The Federal Aviation Administration has granted American Airlines pilots approval to use iPads during flights, without having to power them off during takeoff and landing.
"What we did was we gave them approval to use iPads as an 'electronic flight bag,'" FAA spokesman Les Dorr confirmed, noting that the official OK was given on Dec. 1.
An electronic flight bag is the paperless version of the traditional flight bag, which weighs about 38 pounds and is comprised of operating manuals, navigational charts, handbooks, checklists, logbooks, weather information, and just about anything a pilot needs to fly a plane. By contrast, the iPad-based flight bag weighs under a pound and a half and has all the necessary materials loaded in app form.

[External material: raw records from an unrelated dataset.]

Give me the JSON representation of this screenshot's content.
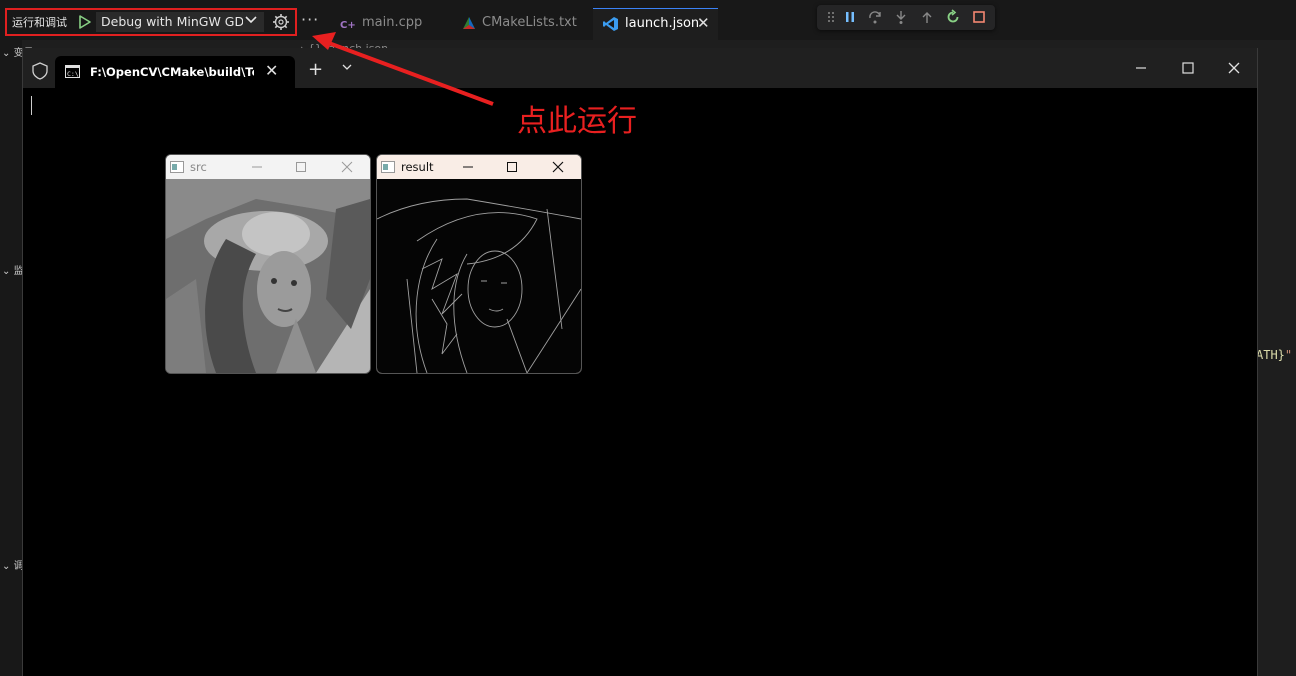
{
  "vscode": {
    "run_label": "运行和调试",
    "run_config": "Debug with MinGW GDB",
    "more": "···",
    "tabs": [
      {
        "label": "main.cpp",
        "icon": "cpp-icon"
      },
      {
        "label": "CMakeLists.txt",
        "icon": "cmake-icon"
      },
      {
        "label": "launch.json",
        "icon": "vscode-icon",
        "active": true
      }
    ],
    "sidebar_sections": [
      "变量",
      "监",
      "调"
    ],
    "breadcrumb": "› {} launch.json",
    "right_code": "ATH}",
    "right_code_quote": "\"",
    "debug_toolbar": [
      "drag-handle-icon",
      "pause-icon",
      "step-over-icon",
      "step-into-icon",
      "step-out-icon",
      "restart-icon",
      "stop-icon"
    ]
  },
  "terminal": {
    "tab_title": "F:\\OpenCV\\CMake\\build\\Test.exe",
    "new_tab": "+",
    "close": "✕"
  },
  "cv_windows": [
    {
      "title": "src"
    },
    {
      "title": "result"
    }
  ],
  "annotation": {
    "text": "点此运行",
    "color": "#e82020"
  },
  "colors": {
    "accent": "#3b82f6",
    "annotation": "#e82020",
    "play": "#89d185"
  }
}
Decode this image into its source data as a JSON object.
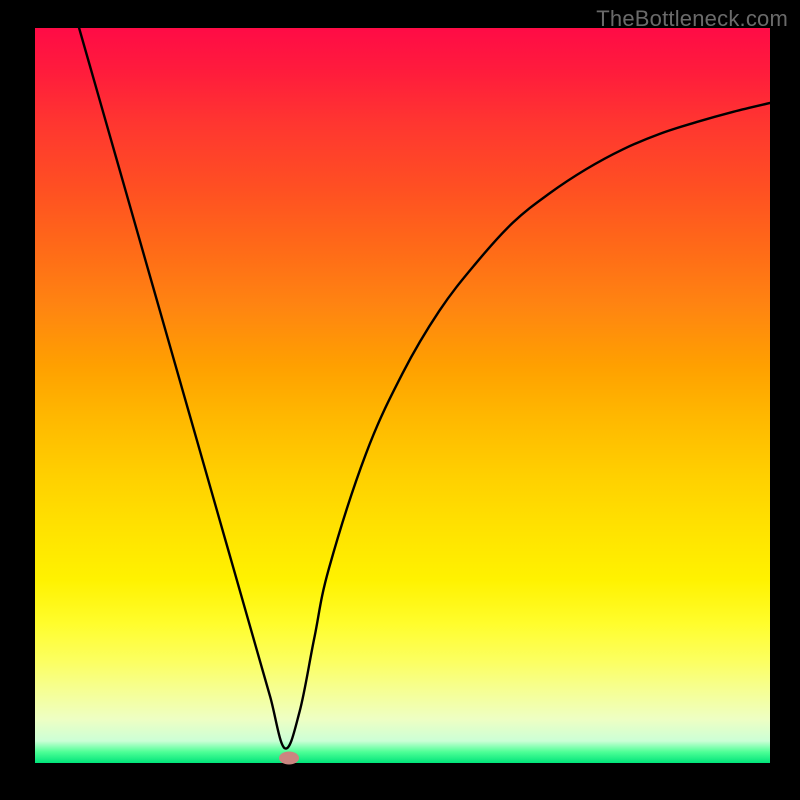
{
  "watermark": "TheBottleneck.com",
  "chart_data": {
    "type": "line",
    "title": "",
    "xlabel": "",
    "ylabel": "",
    "xlim": [
      0,
      100
    ],
    "ylim": [
      0,
      100
    ],
    "series": [
      {
        "name": "curve",
        "x": [
          6,
          8,
          10,
          12,
          14,
          16,
          18,
          20,
          22,
          24,
          26,
          28,
          30,
          32,
          34,
          36,
          38,
          40,
          45,
          50,
          55,
          60,
          65,
          70,
          75,
          80,
          85,
          90,
          95,
          100
        ],
        "y": [
          100,
          93.0,
          86.0,
          79.0,
          72.0,
          65.0,
          58.0,
          51.0,
          44.0,
          37.0,
          30.0,
          23.0,
          16.0,
          9.0,
          2.0,
          7.0,
          17.0,
          26.5,
          42.0,
          53.0,
          61.5,
          68.0,
          73.5,
          77.5,
          80.8,
          83.5,
          85.6,
          87.2,
          88.6,
          89.8
        ]
      }
    ],
    "marker": {
      "x": 34.5,
      "y": 0.7
    },
    "background_gradient": {
      "top": "#ff0b46",
      "mid": "#ffe200",
      "bottom": "#00e47a"
    }
  }
}
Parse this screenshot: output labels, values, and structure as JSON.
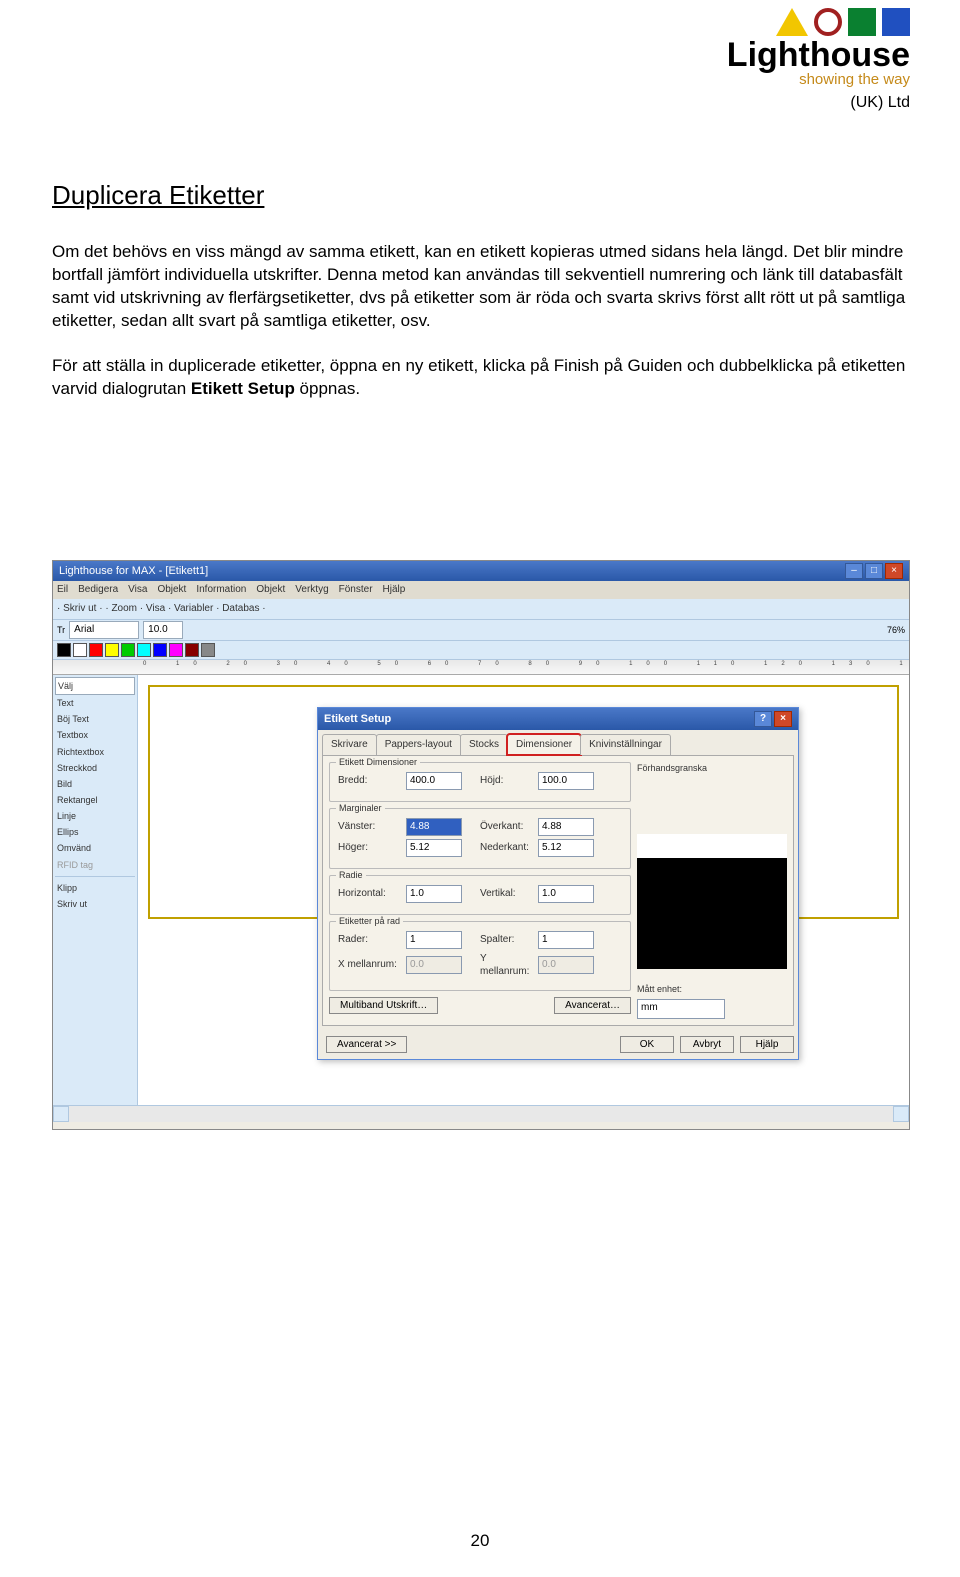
{
  "logo": {
    "main": "Lighthouse",
    "sub": "showing the way",
    "tail": "(UK) Ltd"
  },
  "title": "Duplicera Etiketter",
  "para1": "Om det behövs en viss mängd av samma etikett, kan en etikett kopieras utmed sidans hela längd. Det blir mindre bortfall jämfört individuella utskrifter. Denna metod kan användas till sekventiell numrering och länk till databasfält samt vid utskrivning av flerfärgsetiketter, dvs på etiketter som är röda och svarta skrivs först allt rött ut på samtliga etiketter, sedan allt svart på samtliga etiketter, osv.",
  "para2_a": "För att ställa in duplicerade etiketter, öppna en ny etikett, klicka på Finish på Guiden och dubbelklicka på etiketten varvid dialogrutan ",
  "para2_b": "Etikett Setup",
  "para2_c": " öppnas.",
  "app": {
    "title": "Lighthouse for MAX - [Etikett1]",
    "menus": [
      "Eil",
      "Bedigera",
      "Visa",
      "Objekt",
      "Information",
      "Objekt",
      "Verktyg",
      "Fönster",
      "Hjälp"
    ],
    "toolbar1": "· Skriv ut ·  · Zoom ·  Visa ·   Variabler ·   Databas ·  ",
    "font": "Arial",
    "fontsize": "10.0",
    "zoom": "76%",
    "swatches": [
      "#000",
      "#fff",
      "#f00",
      "#ff0",
      "#0c0",
      "#0ff",
      "#00f",
      "#f0f",
      "#800",
      "#888",
      "#cc8",
      "#088",
      "#48c",
      "#808"
    ],
    "tools": [
      "Välj",
      "Text",
      "Böj Text",
      "Textbox",
      "Richtextbox",
      "Streckkod",
      "Bild",
      "Rektangel",
      "Linje",
      "Ellips",
      "Omvänd",
      "RFID tag"
    ],
    "tools2": [
      "Klipp",
      "Skriv ut"
    ]
  },
  "dialog": {
    "title": "Etikett Setup",
    "tabs": [
      "Skrivare",
      "Pappers-layout",
      "Stocks",
      "Dimensioner",
      "Knivinställningar"
    ],
    "groups": {
      "dim": {
        "legend": "Etikett Dimensioner",
        "bredd_l": "Bredd:",
        "bredd": "400.0",
        "hojd_l": "Höjd:",
        "hojd": "100.0"
      },
      "marg": {
        "legend": "Marginaler",
        "vanster_l": "Vänster:",
        "vanster": "4.88",
        "overkant_l": "Överkant:",
        "overkant": "4.88",
        "hoger_l": "Höger:",
        "hoger": "5.12",
        "nederkant_l": "Nederkant:",
        "nederkant": "5.12"
      },
      "rad": {
        "legend": "Radie",
        "hor_l": "Horizontal:",
        "hor": "1.0",
        "ver_l": "Vertikal:",
        "ver": "1.0"
      },
      "rows": {
        "legend": "Etiketter på rad",
        "rader_l": "Rader:",
        "rader": "1",
        "spalter_l": "Spalter:",
        "spalter": "1",
        "xm_l": "X mellanrum:",
        "xm": "0.0",
        "ym_l": "Y mellanrum:",
        "ym": "0.0"
      }
    },
    "buttons": {
      "multi": "Multiband Utskrift…",
      "avanc": "Avancerat…",
      "adv2": "Avancerat >>",
      "ok": "OK",
      "cancel": "Avbryt",
      "help": "Hjälp"
    },
    "preview": {
      "legend": "Förhandsgranska",
      "unit_l": "Mått enhet:",
      "unit": "mm"
    }
  },
  "page_number": "20"
}
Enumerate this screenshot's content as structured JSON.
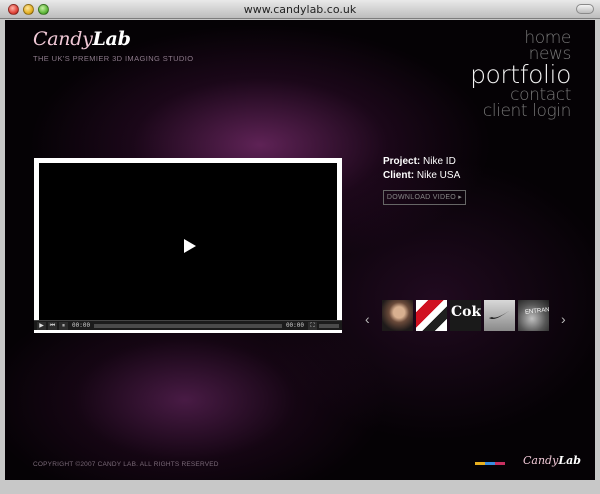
{
  "browser": {
    "url": "www.candylab.co.uk"
  },
  "logo": {
    "candy": "Candy",
    "lab": "Lab"
  },
  "tagline": "THE UK'S PREMIER 3D IMAGING STUDIO",
  "nav": {
    "home": "home",
    "news": "news",
    "portfolio": "portfolio",
    "contact": "contact",
    "client_login": "client login"
  },
  "project": {
    "project_label": "Project:",
    "project_value": "Nike ID",
    "client_label": "Client:",
    "client_value": "Nike USA",
    "download_label": "DOWNLOAD VIDEO ▸"
  },
  "player": {
    "current_time": "00:00",
    "duration": "00:00",
    "progress": 0
  },
  "thumbs": {
    "coke_text": "Coke",
    "sign_text": "ENTRANCE"
  },
  "colors": {
    "bar1": "#e8b020",
    "bar2": "#3a8ee0",
    "bar3": "#c83060"
  },
  "footer": {
    "copyright": "COPYRIGHT ©2007 CANDY LAB. ALL RIGHTS RESERVED",
    "logo_candy": "Candy",
    "logo_lab": "Lab"
  }
}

Apple iPads have been used in American's cockpits since June, but because they're considered a "Class 1" device, pilots have had to turn them off during takeoff and landing since then, absent FAA approval.
I must confess that I sometimes neglect to power down my iPad, iPhone, and other electronics during takeoff and landing. People near me also don't switch off their iPods either, and yet, despite flight attendants' instructions to turn off our electronics, the plane arrived at its destination safely.
Chances are, we weren't the only ones who broke the familiar rule. So just why does the Federal Aviation Agency (FAA) still require people to turn off their gadgets?
A Sunday report from the New York Times claims that even the FAA hasn't found proof that the use of electronics pose a threat during takeoff and landing. But FAA spokesperson Les Dorr told the Times that it would prefer to be overly cautious when it comes to the policy.
In 2006, the FAA commissioned the Radio Technical Commission for Aeronautics to test the effects of cell phones and other portable electronics on flights.
It concluded that there was "insufficient information to support changing the policies," Dorr said. "There was no evidence saying these devices can't interfere with a plane, and there was no evidence saying that they can."